**What you will do**. How many lines in the entries below contain the string "java"? Reply with the number only.

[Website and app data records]
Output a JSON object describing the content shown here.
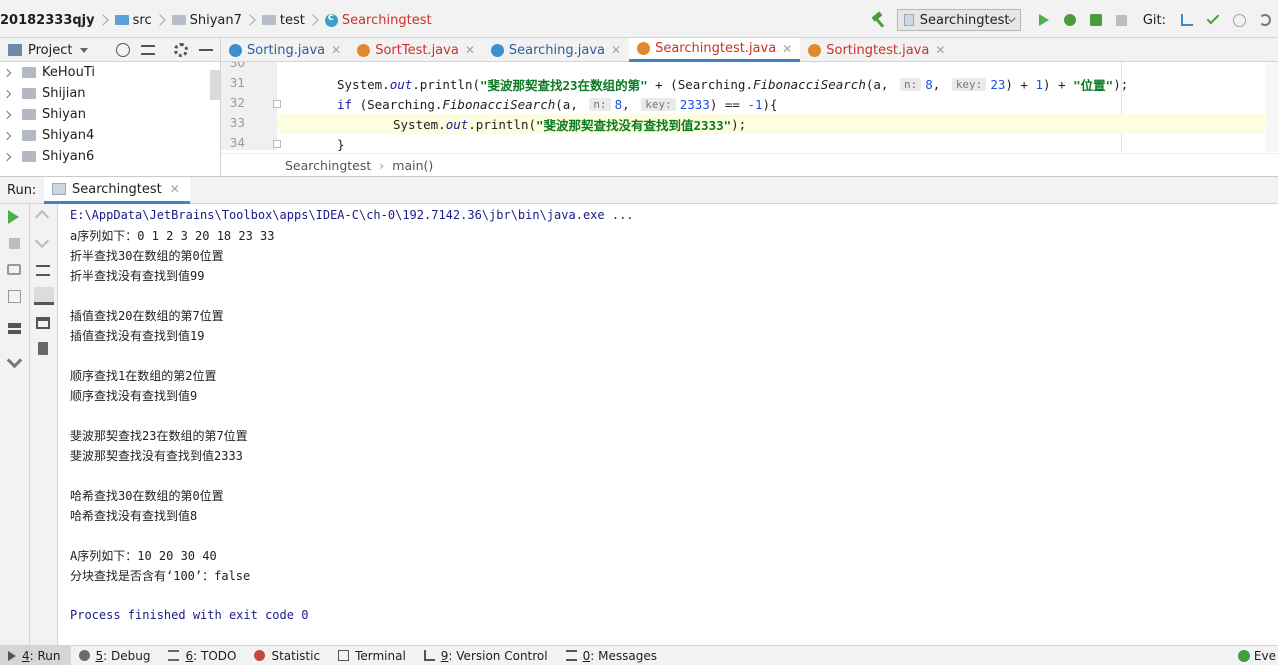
{
  "navbar": {
    "crumbs": [
      {
        "label": "20182333qjy",
        "kind": "project"
      },
      {
        "label": "src",
        "kind": "folder-blue"
      },
      {
        "label": "Shiyan7",
        "kind": "folder"
      },
      {
        "label": "test",
        "kind": "folder"
      },
      {
        "label": "Searchingtest",
        "kind": "class"
      }
    ],
    "run_config": "Searchingtest",
    "git_label": "Git:"
  },
  "project_panel": {
    "title": "Project",
    "tree": [
      "KeHouTi",
      "Shijian",
      "Shiyan",
      "Shiyan4",
      "Shiyan6"
    ]
  },
  "editor": {
    "tabs": [
      {
        "label": "Sorting.java",
        "icon_color": "#3d8fd0",
        "active": false
      },
      {
        "label": "SortTest.java",
        "icon_color": "#e08a2f",
        "active": false
      },
      {
        "label": "Searching.java",
        "icon_color": "#3d8fd0",
        "active": false
      },
      {
        "label": "Searchingtest.java",
        "icon_color": "#e08a2f",
        "active": true
      },
      {
        "label": "Sortingtest.java",
        "icon_color": "#e08a2f",
        "active": false
      }
    ],
    "line_numbers": [
      "30",
      "31",
      "32",
      "33",
      "34"
    ],
    "code": {
      "l31_a": "System.",
      "l31_out": "out",
      "l31_b": ".println(",
      "l31_str": "\"斐波那契查找23在数组的第\"",
      "l31_c": " + (Searching.",
      "l31_fn": "FibonacciSearch",
      "l31_d": "(a, ",
      "l31_hint1": "n:",
      "l31_n": "8",
      "l31_e": ", ",
      "l31_hint2": "key:",
      "l31_k": "23",
      "l31_f": ") + ",
      "l31_one": "1",
      "l31_g": ") + ",
      "l31_str2": "\"位置\"",
      "l31_h": ");",
      "l32_if": "if",
      "l32_a": " (Searching.",
      "l32_fn": "FibonacciSearch",
      "l32_b": "(a, ",
      "l32_hint1": "n:",
      "l32_n": "8",
      "l32_c": ", ",
      "l32_hint2": "key:",
      "l32_k": "2333",
      "l32_d": ") == ",
      "l32_m1": "-1",
      "l32_e": "){",
      "l33_a": "System.",
      "l33_out": "out",
      "l33_b": ".println(",
      "l33_str": "\"斐波那契查找没有查找到值2333\"",
      "l33_c": ");",
      "l34": "}"
    },
    "breadcrumb": [
      "Searchingtest",
      "main()"
    ]
  },
  "run_panel": {
    "label": "Run:",
    "tab": "Searchingtest",
    "console": [
      "E:\\AppData\\JetBrains\\Toolbox\\apps\\IDEA-C\\ch-0\\192.7142.36\\jbr\\bin\\java.exe ...",
      "a序列如下：0 1 2 3 20 18 23 33",
      "折半查找30在数组的第0位置",
      "折半查找没有查找到值99",
      "",
      "插值查找20在数组的第7位置",
      "插值查找没有查找到值19",
      "",
      "顺序查找1在数组的第2位置",
      "顺序查找没有查找到值9",
      "",
      "斐波那契查找23在数组的第7位置",
      "斐波那契查找没有查找到值2333",
      "",
      "哈希查找30在数组的第0位置",
      "哈希查找没有查找到值8",
      "",
      "A序列如下：10 20 30 40",
      "分块查找是否含有‘100’：false",
      "",
      "Process finished with exit code 0"
    ]
  },
  "bottom_bar": {
    "buttons": [
      {
        "key": "4",
        "label": ": Run",
        "icon": "play",
        "active": true
      },
      {
        "key": "5",
        "label": ": Debug",
        "icon": "bug",
        "active": false
      },
      {
        "key": "6",
        "label": ": TODO",
        "icon": "list",
        "active": false
      },
      {
        "key": "",
        "label": "Statistic",
        "icon": "stat",
        "active": false
      },
      {
        "key": "",
        "label": "Terminal",
        "icon": "term",
        "active": false
      },
      {
        "key": "9",
        "label": ": Version Control",
        "icon": "vcs",
        "active": false
      },
      {
        "key": "0",
        "label": ": Messages",
        "icon": "msg",
        "active": false
      }
    ],
    "event_log": "Eve"
  }
}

**Task answer**. 6